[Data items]
:::
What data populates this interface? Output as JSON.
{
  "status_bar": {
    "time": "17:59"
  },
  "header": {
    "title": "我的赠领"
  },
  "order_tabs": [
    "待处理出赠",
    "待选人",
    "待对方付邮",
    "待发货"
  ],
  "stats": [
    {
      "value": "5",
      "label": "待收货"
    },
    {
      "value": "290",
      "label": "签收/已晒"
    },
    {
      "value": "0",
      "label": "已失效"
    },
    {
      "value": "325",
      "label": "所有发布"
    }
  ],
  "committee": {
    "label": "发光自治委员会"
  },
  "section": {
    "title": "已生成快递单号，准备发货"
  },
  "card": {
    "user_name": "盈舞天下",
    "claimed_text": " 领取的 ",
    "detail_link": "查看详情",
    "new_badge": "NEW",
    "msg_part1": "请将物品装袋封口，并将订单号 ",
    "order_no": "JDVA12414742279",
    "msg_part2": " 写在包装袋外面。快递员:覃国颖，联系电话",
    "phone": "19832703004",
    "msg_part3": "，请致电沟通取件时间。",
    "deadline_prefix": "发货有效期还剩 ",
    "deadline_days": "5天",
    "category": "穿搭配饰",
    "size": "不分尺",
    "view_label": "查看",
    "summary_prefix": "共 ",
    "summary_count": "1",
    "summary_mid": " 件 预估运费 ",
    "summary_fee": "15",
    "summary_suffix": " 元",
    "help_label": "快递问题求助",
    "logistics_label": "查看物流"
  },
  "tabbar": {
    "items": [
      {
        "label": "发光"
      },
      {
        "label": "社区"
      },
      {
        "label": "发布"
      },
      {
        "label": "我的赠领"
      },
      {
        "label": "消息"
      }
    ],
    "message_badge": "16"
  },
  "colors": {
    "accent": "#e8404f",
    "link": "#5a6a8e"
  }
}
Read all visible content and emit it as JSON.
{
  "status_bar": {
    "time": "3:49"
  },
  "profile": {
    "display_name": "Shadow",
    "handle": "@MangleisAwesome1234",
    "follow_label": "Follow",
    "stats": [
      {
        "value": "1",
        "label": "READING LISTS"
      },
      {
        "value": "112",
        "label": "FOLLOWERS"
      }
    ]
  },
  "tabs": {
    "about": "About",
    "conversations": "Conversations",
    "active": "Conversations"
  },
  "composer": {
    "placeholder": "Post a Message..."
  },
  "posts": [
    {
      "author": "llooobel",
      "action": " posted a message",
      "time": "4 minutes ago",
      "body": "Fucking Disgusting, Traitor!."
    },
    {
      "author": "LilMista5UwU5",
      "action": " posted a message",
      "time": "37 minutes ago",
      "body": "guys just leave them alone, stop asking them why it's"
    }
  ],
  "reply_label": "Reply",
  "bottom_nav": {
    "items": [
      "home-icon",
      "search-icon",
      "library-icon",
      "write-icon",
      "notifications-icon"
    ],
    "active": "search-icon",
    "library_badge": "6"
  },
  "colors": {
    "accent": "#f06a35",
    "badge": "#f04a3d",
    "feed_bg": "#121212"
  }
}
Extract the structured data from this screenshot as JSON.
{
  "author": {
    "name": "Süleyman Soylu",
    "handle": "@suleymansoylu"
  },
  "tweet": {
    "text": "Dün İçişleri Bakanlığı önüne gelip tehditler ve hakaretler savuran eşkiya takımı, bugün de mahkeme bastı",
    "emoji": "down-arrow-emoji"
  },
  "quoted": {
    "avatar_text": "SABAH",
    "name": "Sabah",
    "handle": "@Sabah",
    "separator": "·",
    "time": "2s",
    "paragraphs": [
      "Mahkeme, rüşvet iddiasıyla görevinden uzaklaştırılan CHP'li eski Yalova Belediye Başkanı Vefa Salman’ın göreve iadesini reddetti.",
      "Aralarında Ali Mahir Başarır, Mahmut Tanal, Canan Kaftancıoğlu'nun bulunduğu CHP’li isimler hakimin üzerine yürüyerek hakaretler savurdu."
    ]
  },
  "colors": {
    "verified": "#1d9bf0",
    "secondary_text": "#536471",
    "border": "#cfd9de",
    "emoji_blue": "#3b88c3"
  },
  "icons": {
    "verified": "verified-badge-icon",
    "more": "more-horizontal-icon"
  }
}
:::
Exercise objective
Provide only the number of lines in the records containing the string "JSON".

Your response
3